<<<<

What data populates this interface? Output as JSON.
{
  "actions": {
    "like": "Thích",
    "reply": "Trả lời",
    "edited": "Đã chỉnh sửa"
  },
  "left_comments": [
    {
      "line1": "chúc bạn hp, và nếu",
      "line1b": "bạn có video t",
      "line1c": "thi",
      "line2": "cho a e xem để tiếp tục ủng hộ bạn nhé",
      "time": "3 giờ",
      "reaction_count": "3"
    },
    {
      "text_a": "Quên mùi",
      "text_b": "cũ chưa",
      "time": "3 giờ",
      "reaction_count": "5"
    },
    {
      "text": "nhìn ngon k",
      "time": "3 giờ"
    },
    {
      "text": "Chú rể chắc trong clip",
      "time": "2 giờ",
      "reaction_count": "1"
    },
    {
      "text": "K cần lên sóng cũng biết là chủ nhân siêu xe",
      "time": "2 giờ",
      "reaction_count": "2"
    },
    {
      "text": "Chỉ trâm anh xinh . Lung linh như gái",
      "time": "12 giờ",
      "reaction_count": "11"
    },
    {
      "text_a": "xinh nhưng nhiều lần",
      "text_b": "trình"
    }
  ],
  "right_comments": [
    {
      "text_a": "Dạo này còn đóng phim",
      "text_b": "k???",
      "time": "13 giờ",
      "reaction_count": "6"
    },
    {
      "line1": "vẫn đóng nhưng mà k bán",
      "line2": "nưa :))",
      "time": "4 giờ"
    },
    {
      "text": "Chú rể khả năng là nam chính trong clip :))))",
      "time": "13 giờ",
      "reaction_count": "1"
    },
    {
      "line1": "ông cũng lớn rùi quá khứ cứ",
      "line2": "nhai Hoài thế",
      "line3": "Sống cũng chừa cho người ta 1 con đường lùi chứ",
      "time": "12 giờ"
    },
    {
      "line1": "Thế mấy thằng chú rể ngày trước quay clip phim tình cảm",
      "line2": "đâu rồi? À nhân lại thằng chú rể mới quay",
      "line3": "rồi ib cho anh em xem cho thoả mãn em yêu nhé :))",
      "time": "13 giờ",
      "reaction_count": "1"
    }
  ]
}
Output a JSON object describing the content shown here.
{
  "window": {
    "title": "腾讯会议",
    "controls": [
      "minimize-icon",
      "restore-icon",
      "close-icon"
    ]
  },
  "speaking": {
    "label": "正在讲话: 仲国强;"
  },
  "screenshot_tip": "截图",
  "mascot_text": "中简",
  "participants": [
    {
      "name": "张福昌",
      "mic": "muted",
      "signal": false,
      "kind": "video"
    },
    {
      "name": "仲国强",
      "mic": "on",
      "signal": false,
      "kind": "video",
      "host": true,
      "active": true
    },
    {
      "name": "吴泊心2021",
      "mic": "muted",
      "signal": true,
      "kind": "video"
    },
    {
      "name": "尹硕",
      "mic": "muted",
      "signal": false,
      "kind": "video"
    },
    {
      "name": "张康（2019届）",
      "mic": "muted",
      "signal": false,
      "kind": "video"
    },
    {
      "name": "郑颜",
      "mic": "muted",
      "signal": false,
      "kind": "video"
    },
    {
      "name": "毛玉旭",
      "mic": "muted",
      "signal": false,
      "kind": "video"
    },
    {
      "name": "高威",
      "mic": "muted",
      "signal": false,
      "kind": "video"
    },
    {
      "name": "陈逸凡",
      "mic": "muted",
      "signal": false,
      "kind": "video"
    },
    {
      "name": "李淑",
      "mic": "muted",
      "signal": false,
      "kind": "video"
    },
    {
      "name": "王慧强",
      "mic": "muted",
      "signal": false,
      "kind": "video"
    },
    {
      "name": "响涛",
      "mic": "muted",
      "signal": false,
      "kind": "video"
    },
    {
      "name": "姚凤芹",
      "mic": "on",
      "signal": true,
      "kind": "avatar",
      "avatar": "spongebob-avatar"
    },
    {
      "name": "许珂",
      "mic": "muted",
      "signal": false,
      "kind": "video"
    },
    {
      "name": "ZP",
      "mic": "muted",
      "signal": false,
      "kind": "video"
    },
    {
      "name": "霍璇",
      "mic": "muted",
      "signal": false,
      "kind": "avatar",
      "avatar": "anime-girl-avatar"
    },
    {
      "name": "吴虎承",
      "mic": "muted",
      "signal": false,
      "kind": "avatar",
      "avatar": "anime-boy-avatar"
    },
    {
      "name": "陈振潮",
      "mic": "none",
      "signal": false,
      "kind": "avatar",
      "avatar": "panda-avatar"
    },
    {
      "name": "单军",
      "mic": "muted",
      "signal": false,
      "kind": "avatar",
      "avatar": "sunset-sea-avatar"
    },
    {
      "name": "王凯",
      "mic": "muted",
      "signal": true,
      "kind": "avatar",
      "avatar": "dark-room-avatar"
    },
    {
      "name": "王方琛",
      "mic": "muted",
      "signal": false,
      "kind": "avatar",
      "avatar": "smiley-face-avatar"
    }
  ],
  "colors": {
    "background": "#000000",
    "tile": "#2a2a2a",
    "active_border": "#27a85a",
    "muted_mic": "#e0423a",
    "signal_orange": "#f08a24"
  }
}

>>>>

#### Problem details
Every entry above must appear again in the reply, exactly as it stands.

#### Result for this exercise
What data populates this interface? Output as JSON.
{
  "actions": {
    "like": "Thích",
    "reply": "Trả lời",
    "edited": "Đã chỉnh sửa"
  },
  "left_comments": [
    {
      "line1": "chúc bạn hp, và nếu",
      "line1b": "bạn có video t",
      "line1c": "thi",
      "line2": "cho a e xem để tiếp tục ủng hộ bạn nhé",
      "time": "3 giờ",
      "reaction_count": "3"
    },
    {
      "text_a": "Quên mùi",
      "text_b": "cũ chưa",
      "time": "3 giờ",
      "reaction_count": "5"
    },
    {
      "text": "nhìn ngon k",
      "time": "3 giờ"
    },
    {
      "text": "Chú rể chắc trong clip",
      "time": "2 giờ",
      "reaction_count": "1"
    },
    {
      "text": "K cần lên sóng cũng biết là chủ nhân siêu xe",
      "time": "2 giờ",
      "reaction_count": "2"
    },
    {
      "text": "Chỉ trâm anh xinh . Lung linh như gái",
      "time": "12 giờ",
      "reaction_count": "11"
    },
    {
      "text_a": "xinh nhưng nhiều lần",
      "text_b": "trình"
    }
  ],
  "right_comments": [
    {
      "text_a": "Dạo này còn đóng phim",
      "text_b": "k???",
      "time": "13 giờ",
      "reaction_count": "6"
    },
    {
      "line1": "vẫn đóng nhưng mà k bán",
      "line2": "nưa :))",
      "time": "4 giờ"
    },
    {
      "text": "Chú rể khả năng là nam chính trong clip :))))",
      "time": "13 giờ",
      "reaction_count": "1"
    },
    {
      "line1": "ông cũng lớn rùi quá khứ cứ",
      "line2": "nhai Hoài thế",
      "line3": "Sống cũng chừa cho người ta 1 con đường lùi chứ",
      "time": "12 giờ"
    },
    {
      "line1": "Thế mấy thằng chú rể ngày trước quay clip phim tình cảm",
      "line2": "đâu rồi? À nhân lại thằng chú rể mới quay",
      "line3": "rồi ib cho anh em xem cho thoả mãn em yêu nhé :))",
      "time": "13 giờ",
      "reaction_count": "1"
    }
  ]
}
Output a JSON object describing the content shown here.
{
  "window": {
    "title": "腾讯会议",
    "controls": [
      "minimize-icon",
      "restore-icon",
      "close-icon"
    ]
  },
  "speaking": {
    "label": "正在讲话: 仲国强;"
  },
  "screenshot_tip": "截图",
  "mascot_text": "中简",
  "participants": [
    {
      "name": "张福昌",
      "mic": "muted",
      "signal": false,
      "kind": "video"
    },
    {
      "name": "仲国强",
      "mic": "on",
      "signal": false,
      "kind": "video",
      "host": true,
      "active": true
    },
    {
      "name": "吴泊心2021",
      "mic": "muted",
      "signal": true,
      "kind": "video"
    },
    {
      "name": "尹硕",
      "mic": "muted",
      "signal": false,
      "kind": "video"
    },
    {
      "name": "张康（2019届）",
      "mic": "muted",
      "signal": false,
      "kind": "video"
    },
    {
      "name": "郑颜",
      "mic": "muted",
      "signal": false,
      "kind": "video"
    },
    {
      "name": "毛玉旭",
      "mic": "muted",
      "signal": false,
      "kind": "video"
    },
    {
      "name": "高威",
      "mic": "muted",
      "signal": false,
      "kind": "video"
    },
    {
      "name": "陈逸凡",
      "mic": "muted",
      "signal": false,
      "kind": "video"
    },
    {
      "name": "李淑",
      "mic": "muted",
      "signal": false,
      "kind": "video"
    },
    {
      "name": "王慧强",
      "mic": "muted",
      "signal": false,
      "kind": "video"
    },
    {
      "name": "响涛",
      "mic": "muted",
      "signal": false,
      "kind": "video"
    },
    {
      "name": "姚凤芹",
      "mic": "on",
      "signal": true,
      "kind": "avatar",
      "avatar": "spongebob-avatar"
    },
    {
      "name": "许珂",
      "mic": "muted",
      "signal": false,
      "kind": "video"
    },
    {
      "name": "ZP",
      "mic": "muted",
      "signal": false,
      "kind": "video"
    },
    {
      "name": "霍璇",
      "mic": "muted",
      "signal": false,
      "kind": "avatar",
      "avatar": "anime-girl-avatar"
    },
    {
      "name": "吴虎承",
      "mic": "muted",
      "signal": false,
      "kind": "avatar",
      "avatar": "anime-boy-avatar"
    },
    {
      "name": "陈振潮",
      "mic": "none",
      "signal": false,
      "kind": "avatar",
      "avatar": "panda-avatar"
    },
    {
      "name": "单军",
      "mic": "muted",
      "signal": false,
      "kind": "avatar",
      "avatar": "sunset-sea-avatar"
    },
    {
      "name": "王凯",
      "mic": "muted",
      "signal": true,
      "kind": "avatar",
      "avatar": "dark-room-avatar"
    },
    {
      "name": "王方琛",
      "mic": "muted",
      "signal": false,
      "kind": "avatar",
      "avatar": "smiley-face-avatar"
    }
  ],
  "colors": {
    "background": "#000000",
    "tile": "#2a2a2a",
    "active_border": "#27a85a",
    "muted_mic": "#e0423a",
    "signal_orange": "#f08a24"
  }
}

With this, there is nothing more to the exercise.